LA: It's a certain way of men joking with each other. You can say something bad about your mate, but disguise it as a joke, so they can't really be openly offended by it. And someone like Josie can't defend himself from it.

This sounds very familiar and has to do with wielding power over others. Josie doesn't know how to play this game. Thus he is left vulnerable.

AA: Do you think that the society has any tools for helping people like Josie?

The answer to this question is a dishearteningly realistic no. Abrahamson says that society as a larger concept has not, but small communities could have a better chance taking care of each of its members. Afterwards I realize that the society could support and preserve these small, close-knit communities and thereby be of help.

Abrahamson declares his admiration for Aki Kaurismäki and openly admits having been influenced by the director of Match Factory Girl. Therefore it doesn't come as a surprise that Abrahamson is also a fan of Bresson's. But in its (very un-Bressonlike) humor and small scale Garage reminds me of Tom McCarthy's The Station Agent, a somewhat similar tale of an outsider just hanging on the edge of a community. In Garage, Pat Shortt does a tremendous job in giving form to all men like Josie. But who is Pat Shortt?

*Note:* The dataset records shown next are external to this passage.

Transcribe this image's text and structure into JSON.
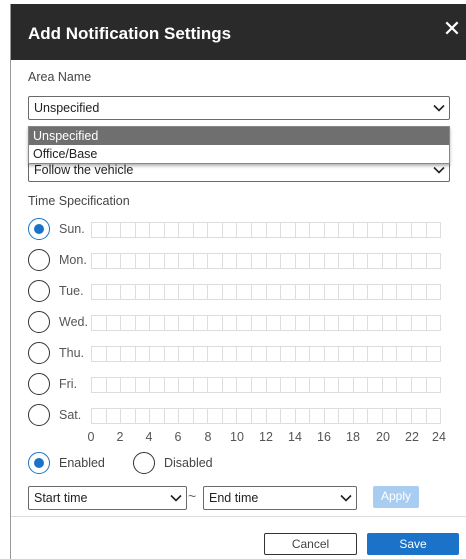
{
  "dialog": {
    "title": "Add Notification Settings",
    "close_glyph": "✕"
  },
  "area": {
    "label": "Area Name",
    "value": "Unspecified",
    "options": [
      "Unspecified",
      "Office/Base"
    ]
  },
  "vehicle": {
    "value": "Follow the vehicle"
  },
  "time_spec": {
    "label": "Time Specification",
    "days": [
      "Sun.",
      "Mon.",
      "Tue.",
      "Wed.",
      "Thu.",
      "Fri.",
      "Sat."
    ],
    "selected_day": "Sun.",
    "hour_ticks": [
      "0",
      "2",
      "4",
      "6",
      "8",
      "10",
      "12",
      "14",
      "16",
      "18",
      "20",
      "22",
      "24"
    ]
  },
  "status": {
    "enabled_label": "Enabled",
    "disabled_label": "Disabled",
    "selected": "Enabled"
  },
  "time_range": {
    "start_placeholder": "Start time",
    "separator": "~",
    "end_placeholder": "End time",
    "apply_label": "Apply"
  },
  "footer": {
    "cancel_label": "Cancel",
    "save_label": "Save"
  },
  "colors": {
    "accent": "#1a73c8",
    "header_bg": "#2a2a2a",
    "apply_disabled": "#a9cdf0"
  }
}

LA: He's actually a hugely popular comedian, whose style is very broad. Garage surprised a lot of people because it is very different from what they are used to when they go see something starring Pat Shortt.

(Pat Shortt won the Evening Standard British Film Award for Best Actor - shared with Michael Sheen in Frost/Nixon)

AA: How does he work?

LA: He isn't a method actor at all. As soon as the camera stops rolling, he's lighting up a smoke and having a laugh with the camera crew. Shortt is from the Midlands of Ireland, where we also shot the film, so he knew that region and was able to draw from several people he knew in his youth for his performance. He didn't try to become the character, but rather portray him.

AA: Exactly, it's like... immersion.

LA: It is immersion. Pat created Josie from the way he walks and uses his arms and gestures. That kind of an approach [where you don't try to live your character's life 24/7, but to give a certain impression] can sometimes be more effective than method acting for example. I think that comedians often make the best dramatic actors.

I agreed. The conversation continued on, but the details got a bit lost in the haze of a merry evening. As for the horse, each person who happens to see Garage - and we hope there are many - might want to discover it by themselves. Some enigmas should not be approached.

Big thanks to Lenny for visiting Finland and for a most delightful conversation.

Thanks to Liina for the help.

Ei kommentteja:

Lähetä kommentti